Bangladesh's batsmen have only themselves to blame for their wretched performance in the two Tests against West Indies, according to Tamim Iqbal. He said that even when the pitch became easier for batting on the third day of the Jamaica Test, they couldn't enter into a contest with the West Indies fast bowlers.
Instead, Bangladesh collapsed to 168 all out in 42 overs as West Indies completed a series-winning 166-run victory. Home captain Jason Holder finished with 11 for 103 as their fast bowlers dominated the two Tests. Only two out of the 40 wickets West Indies took went to a spinner - Roston Chase. Kemar Roach and Shannon Gabriel took five-wicket hauls in the first Test while Miguel Cummins chipped in with wickets from time to time.
"What happened here, there's nothing to explain," Tamim told ESPNcricinfo. "We only have ourselves to blame. Our batting was not up to the mark. We were playing on difficult wickets but these were not unplayable. There were exceptional deliveries but it wasn't so bad that we couldn't get 200 in any innings. Even today, we weren't going to make 330 or 340 but it was a really good wicket to bat on. If we could have been in the contest longer, it would have been an interesting game."
None of the Bangladesh batsmen could total 100 runs in the four innings, The team's series batting average stood at 12.60, their lowest ever. Only Nurul Hasan and Shakib Al Hasan scored fifties while Mahmudullah and Mominul Haque made 19 and 16 runs in the series respectively.
The only departure from usual Test conditions that Tamim observed during this series was the use of the Duke ball. The last time Bangladesh played with the Duke ball was during their 2014 West Indies tour. Bangladesh regularly play with the Kookaburra ball both at home and in other countries. The Duke balls are known to have a more pronounced seam than the Kookaburra, helping the pace bowlers for movement off the seam for longer periods.
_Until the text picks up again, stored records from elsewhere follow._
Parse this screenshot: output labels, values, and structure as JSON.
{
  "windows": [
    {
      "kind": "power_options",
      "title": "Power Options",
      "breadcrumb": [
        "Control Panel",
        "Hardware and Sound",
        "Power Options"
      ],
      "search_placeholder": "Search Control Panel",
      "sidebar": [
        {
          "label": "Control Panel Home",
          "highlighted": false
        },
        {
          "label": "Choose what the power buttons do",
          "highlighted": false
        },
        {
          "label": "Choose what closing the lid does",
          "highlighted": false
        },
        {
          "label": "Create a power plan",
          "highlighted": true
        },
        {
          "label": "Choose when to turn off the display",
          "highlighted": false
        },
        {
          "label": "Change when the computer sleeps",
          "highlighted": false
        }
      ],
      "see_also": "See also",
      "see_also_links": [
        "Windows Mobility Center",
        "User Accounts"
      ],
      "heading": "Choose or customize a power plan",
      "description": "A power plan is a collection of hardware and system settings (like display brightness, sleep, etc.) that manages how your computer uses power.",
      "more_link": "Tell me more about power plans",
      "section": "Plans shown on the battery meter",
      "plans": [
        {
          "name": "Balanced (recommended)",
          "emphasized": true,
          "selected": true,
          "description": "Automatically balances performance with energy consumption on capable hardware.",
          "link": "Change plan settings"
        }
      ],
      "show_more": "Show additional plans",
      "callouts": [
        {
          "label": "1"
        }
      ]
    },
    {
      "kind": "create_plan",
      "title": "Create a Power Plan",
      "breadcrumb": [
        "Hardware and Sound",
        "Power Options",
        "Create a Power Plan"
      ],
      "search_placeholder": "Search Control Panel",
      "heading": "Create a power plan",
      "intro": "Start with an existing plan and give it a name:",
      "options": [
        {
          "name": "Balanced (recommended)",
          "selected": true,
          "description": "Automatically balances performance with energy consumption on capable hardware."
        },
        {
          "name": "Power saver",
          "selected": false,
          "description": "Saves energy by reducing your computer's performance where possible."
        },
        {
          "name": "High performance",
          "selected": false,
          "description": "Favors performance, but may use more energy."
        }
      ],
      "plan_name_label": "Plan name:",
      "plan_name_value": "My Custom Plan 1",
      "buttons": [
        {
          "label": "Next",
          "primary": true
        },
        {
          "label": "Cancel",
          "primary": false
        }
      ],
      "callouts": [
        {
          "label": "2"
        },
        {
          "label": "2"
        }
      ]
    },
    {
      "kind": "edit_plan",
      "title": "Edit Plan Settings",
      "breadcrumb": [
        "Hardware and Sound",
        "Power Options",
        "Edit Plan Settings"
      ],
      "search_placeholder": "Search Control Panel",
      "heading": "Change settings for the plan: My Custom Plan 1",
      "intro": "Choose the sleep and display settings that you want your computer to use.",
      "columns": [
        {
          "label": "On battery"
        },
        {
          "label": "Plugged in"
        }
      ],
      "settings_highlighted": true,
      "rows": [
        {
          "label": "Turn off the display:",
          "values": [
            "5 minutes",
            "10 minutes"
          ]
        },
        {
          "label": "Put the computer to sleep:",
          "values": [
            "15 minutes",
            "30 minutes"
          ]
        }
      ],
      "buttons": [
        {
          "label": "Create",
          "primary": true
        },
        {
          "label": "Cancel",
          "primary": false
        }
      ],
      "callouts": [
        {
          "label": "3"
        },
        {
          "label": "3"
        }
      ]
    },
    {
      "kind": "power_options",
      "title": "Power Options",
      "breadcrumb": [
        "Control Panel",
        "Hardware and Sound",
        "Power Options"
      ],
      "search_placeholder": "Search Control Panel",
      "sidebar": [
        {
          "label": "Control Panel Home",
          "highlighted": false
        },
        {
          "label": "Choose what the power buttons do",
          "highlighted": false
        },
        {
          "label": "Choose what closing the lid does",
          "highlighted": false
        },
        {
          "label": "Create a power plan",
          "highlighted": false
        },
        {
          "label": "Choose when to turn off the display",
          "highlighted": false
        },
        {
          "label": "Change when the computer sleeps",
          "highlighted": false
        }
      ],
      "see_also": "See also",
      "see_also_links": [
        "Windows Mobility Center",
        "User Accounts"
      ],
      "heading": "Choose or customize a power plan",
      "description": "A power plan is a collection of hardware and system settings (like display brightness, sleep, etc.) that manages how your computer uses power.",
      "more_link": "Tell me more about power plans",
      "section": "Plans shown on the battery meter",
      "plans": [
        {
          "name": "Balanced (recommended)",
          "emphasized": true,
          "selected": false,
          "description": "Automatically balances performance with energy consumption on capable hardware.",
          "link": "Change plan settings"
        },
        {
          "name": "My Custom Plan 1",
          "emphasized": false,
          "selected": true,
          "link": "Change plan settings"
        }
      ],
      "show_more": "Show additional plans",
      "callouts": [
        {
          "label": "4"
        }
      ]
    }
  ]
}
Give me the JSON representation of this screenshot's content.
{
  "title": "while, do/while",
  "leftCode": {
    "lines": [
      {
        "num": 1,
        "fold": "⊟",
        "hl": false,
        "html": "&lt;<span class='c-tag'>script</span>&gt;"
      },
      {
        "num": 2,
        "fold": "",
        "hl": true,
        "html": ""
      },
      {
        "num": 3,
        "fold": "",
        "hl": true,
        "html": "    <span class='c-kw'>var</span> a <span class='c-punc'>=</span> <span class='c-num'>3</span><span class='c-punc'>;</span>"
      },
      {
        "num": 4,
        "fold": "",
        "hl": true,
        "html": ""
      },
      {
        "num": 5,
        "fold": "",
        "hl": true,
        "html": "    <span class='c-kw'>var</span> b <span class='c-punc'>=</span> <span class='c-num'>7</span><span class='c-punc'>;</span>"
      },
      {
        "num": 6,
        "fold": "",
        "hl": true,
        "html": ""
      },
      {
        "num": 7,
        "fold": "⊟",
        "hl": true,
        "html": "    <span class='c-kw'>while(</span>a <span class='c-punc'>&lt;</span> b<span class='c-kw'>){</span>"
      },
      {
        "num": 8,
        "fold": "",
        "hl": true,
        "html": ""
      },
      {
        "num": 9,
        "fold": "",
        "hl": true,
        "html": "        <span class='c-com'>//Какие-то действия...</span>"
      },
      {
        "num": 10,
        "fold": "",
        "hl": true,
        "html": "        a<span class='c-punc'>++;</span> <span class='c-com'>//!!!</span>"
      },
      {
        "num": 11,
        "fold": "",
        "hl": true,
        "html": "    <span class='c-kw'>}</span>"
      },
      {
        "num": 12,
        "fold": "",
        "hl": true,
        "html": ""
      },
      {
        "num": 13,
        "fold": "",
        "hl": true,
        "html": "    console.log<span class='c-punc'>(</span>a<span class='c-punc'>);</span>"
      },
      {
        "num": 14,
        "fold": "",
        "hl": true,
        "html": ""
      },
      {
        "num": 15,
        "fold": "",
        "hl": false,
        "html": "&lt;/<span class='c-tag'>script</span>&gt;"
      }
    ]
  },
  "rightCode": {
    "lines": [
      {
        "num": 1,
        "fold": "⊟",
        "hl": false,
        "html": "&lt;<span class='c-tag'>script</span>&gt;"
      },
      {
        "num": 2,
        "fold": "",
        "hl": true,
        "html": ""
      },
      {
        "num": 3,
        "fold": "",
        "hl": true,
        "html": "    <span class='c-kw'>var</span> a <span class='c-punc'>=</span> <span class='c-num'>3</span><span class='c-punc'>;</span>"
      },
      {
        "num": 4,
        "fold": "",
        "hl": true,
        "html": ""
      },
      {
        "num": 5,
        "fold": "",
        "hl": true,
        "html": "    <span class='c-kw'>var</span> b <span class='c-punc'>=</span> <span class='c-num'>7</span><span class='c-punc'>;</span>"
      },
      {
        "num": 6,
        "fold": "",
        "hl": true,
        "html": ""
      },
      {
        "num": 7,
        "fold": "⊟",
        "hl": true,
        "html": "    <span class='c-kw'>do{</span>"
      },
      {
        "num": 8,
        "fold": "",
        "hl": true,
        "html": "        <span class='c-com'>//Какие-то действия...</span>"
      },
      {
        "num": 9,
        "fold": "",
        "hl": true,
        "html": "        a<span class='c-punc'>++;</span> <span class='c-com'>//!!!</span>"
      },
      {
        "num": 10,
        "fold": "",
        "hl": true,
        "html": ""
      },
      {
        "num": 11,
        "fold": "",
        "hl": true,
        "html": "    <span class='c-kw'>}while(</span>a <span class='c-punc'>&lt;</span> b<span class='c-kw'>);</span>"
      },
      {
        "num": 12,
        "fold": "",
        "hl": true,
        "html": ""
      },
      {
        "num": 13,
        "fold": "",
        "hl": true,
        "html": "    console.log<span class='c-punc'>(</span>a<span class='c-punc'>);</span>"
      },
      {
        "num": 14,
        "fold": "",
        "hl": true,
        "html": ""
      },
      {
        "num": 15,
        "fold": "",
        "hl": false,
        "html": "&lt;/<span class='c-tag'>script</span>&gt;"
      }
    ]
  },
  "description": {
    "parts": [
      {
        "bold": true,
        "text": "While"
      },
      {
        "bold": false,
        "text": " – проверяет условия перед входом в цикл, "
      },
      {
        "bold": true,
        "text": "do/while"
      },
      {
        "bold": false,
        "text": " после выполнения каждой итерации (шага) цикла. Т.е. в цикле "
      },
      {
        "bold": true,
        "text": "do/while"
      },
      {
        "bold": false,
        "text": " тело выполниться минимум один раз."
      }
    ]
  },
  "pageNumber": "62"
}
"The only thing that was different here was the Duke ball which we were playing [with] after four years," Tamim stated. It swings and seams more than the Kookaburra ball, but that's the only difference. But it is not an excuse for our bad performance.
"I think it was more mental than technical. The top six here had similar dismissals. I think we were prepared enough for tackling swing and bounce, but you can't really prepare for a seaming track where the ball is cutting."
Bangladesh lasted 88.1 overs in this game, after having batted for only 59 overs in Antigua. They only lasted 883 balls across the series, the fewest by a team in a two-Test series since 1888-89, not counting heavily rain-affected contests. Tamim said that it was perhaps their biggest downfall not to bat longer and take advantage of lulls in a Test match. He felt that by batting for 60-70 overs at a time, they could have tired down the West Indies pace bowlers who played three Tests against Sri Lanka recently.
"I have played in different conditions in New Zealand and South Africa. In these wickets, you have to spend a lot of time," Tamim said. "You can't play a big shot early. But I think our biggest downfall was not being able to keep them on the field for 60-70 overs at a stretch. Their pace bowlers were playing five back-to-back Tests, so they would have been tired.
"If we could have stretched the game longer, we could have cashed in. We all know there are difficult phases and easy periods in Test matches. We never gave ourselves that chance. We got all out in less than 20 overs in the first innings in Antigua and here it was no different. We got bowled out in 40-45 overs."
Tamim also questioned his own performance, having scored just 64 runs in four innings, and understood he needed to improve quickly. The battling 47 in the first innings in Jamaica was the only highlight for him in the Test series. "I haven't failed like this since 2014 so it is shocking to me regardless of how other people feel about my performance," he stated. "I know that I have to be better at coping with this kind of thing.
"From a personal point of view, I would say three out of my four dismissals were very good deliveries. But having said that, I should have handled it differently. I am a senior cricketer from whom people expect runs."
With the three-match ODI series starting next week, Tamim found some solace in returning to a more favoured format, although he said that they needed to shed the memory of the Test series quickly. He, however, warned that completely forgetting how poorly they played in Antigua and Jamaica wouldn't be ideal ahead of their next Test assignment.
"A different format would suit us but we are going in with bad rhythm," he said. "We have four-five days to forget the Test series and rebuild for the ODIs. But I think we shouldn't forget it completely. We should keep in mind how we did, before our next Test series."